Two thirds of Munich’s fund selectors said they are going to increase their EM equity holdings over the next 12 months, the highest figure ever recorded in Germany. Moreover, it’s a percentage not yet seen during 2014’s EM equity sentiment rally.
Cards on Asia
Sentiment towards the asset class is materially more positive than in January this year, when it was measured last, though fund selectors in the city have always been fans of emerging market equities. Munich fund buyers are now particularly enticed by the asset class because of the rosy macroeconomic picture, especially for Asia. A number of interviewees mentioned commodity- and export-reliant economies like Indonesia, Korea and Thailand, which has rallied strongly following the military takeover in May, as attractive markets. China is also popular with some fund selectors, despite the problems it is facing on its real estate market at the moment.
An exception to the fund selector enthusiasm was, unsurprisingly, made for the current pariah of the West, Russia. Though most interviewees said they expect the current conflict between Russia and the West can be contained, they see negative consequences for Western companies with a large exposure to Russia. One fund selector, who invests in sports-related equities, pointed out that 20% of the revenues of Adidas, the German sportswear maker, are generated in Russia.
Attractive emerging market debt
Emerging market debt, especially government bonds which are usually denominated in local currencies, are popular for largely the same reasons as emerging market equities. Though some fear the effects of Fed tapering on the asset class, following last year’s mini crash affecting the asset class, most think this will be offset by looser monetary policy on the side of the ECB.
Rotating from high yield to emd
Munich’s fund selectors even are Europe’s biggest enthusiasts on EM government bonds, with half of interviewees saying they will increase allocation to the asset class. While none of them plan to decrease their exposure to emerging market debt, EM credit is markedly less in favour, with many saying they find the asset class too risky and opaque to invest in. Only a quarter will increase their allocation, while 42% have no exposure to the asset class at all.
The popularity of emerging market debt contrasts markedly with that of the other fixed income categories, notably high yield.
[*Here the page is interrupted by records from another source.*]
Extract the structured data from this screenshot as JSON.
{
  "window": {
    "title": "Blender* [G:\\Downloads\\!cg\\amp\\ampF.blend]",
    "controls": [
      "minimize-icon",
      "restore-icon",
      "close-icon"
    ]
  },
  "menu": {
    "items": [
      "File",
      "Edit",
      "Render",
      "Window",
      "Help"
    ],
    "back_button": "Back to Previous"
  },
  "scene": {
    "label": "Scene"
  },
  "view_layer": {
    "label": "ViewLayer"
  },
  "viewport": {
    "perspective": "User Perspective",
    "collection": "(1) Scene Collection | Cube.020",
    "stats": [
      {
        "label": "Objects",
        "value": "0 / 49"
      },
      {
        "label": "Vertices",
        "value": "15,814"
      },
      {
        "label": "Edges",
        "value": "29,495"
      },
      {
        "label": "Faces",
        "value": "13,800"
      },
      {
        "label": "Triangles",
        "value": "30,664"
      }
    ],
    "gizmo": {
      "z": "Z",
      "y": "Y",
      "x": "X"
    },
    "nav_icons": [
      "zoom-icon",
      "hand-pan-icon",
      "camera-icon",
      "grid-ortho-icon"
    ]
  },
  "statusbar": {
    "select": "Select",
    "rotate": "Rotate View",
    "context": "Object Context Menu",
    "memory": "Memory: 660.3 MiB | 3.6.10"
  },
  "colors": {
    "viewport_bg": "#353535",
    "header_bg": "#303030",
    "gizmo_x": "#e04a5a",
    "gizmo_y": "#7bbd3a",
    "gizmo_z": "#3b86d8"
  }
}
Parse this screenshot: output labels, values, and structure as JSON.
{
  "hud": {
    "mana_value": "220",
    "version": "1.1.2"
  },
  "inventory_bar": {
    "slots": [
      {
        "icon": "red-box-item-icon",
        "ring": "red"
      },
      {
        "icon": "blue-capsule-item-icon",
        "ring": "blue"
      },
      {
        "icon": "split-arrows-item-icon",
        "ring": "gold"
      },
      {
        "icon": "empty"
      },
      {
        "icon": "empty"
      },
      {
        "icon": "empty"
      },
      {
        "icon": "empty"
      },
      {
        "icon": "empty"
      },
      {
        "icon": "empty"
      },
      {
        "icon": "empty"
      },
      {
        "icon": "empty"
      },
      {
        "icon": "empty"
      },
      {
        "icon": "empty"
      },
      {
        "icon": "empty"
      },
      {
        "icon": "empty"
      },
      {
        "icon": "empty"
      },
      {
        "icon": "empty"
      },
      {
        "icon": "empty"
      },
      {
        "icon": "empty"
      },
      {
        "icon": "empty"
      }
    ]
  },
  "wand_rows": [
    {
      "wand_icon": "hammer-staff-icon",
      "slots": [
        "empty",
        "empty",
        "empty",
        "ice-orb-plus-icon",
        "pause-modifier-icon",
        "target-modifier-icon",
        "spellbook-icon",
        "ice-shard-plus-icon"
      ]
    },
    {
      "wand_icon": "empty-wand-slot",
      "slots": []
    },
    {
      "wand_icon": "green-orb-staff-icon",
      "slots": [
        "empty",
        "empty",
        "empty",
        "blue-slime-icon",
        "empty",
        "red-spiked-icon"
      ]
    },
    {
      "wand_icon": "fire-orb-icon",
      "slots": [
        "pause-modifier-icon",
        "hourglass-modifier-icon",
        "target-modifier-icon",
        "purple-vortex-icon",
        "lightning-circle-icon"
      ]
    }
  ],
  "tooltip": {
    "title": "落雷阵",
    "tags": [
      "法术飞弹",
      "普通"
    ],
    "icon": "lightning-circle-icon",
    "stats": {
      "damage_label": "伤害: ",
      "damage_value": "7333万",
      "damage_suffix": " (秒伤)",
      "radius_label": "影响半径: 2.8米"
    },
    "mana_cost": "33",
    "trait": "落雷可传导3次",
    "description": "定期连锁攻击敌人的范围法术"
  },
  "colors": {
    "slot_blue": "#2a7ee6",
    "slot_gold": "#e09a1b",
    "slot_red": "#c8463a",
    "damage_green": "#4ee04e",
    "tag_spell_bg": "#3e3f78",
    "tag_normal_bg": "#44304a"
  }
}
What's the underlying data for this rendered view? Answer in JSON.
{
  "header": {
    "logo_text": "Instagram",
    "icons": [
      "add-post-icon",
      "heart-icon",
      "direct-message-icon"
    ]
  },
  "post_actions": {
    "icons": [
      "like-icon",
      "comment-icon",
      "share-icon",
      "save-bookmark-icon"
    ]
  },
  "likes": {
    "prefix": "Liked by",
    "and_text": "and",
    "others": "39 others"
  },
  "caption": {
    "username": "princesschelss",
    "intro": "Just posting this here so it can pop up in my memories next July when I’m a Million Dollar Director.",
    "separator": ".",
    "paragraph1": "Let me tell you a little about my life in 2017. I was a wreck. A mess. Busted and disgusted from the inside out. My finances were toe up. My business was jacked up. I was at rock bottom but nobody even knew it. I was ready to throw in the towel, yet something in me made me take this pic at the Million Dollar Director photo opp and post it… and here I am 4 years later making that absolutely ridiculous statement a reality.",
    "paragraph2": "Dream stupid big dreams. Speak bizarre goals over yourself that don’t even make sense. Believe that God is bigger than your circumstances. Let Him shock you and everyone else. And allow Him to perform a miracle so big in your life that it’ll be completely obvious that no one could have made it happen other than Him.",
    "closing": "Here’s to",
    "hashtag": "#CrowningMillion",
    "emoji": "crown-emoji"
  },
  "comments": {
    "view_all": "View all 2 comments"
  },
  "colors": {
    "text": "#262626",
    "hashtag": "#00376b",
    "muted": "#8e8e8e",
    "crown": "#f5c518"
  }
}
Many fund selectors told our researcher they are planning to decrease or liquidate their high yield positions as they feel spreads have tightened too much. They have decided to move to emerging market debt instead.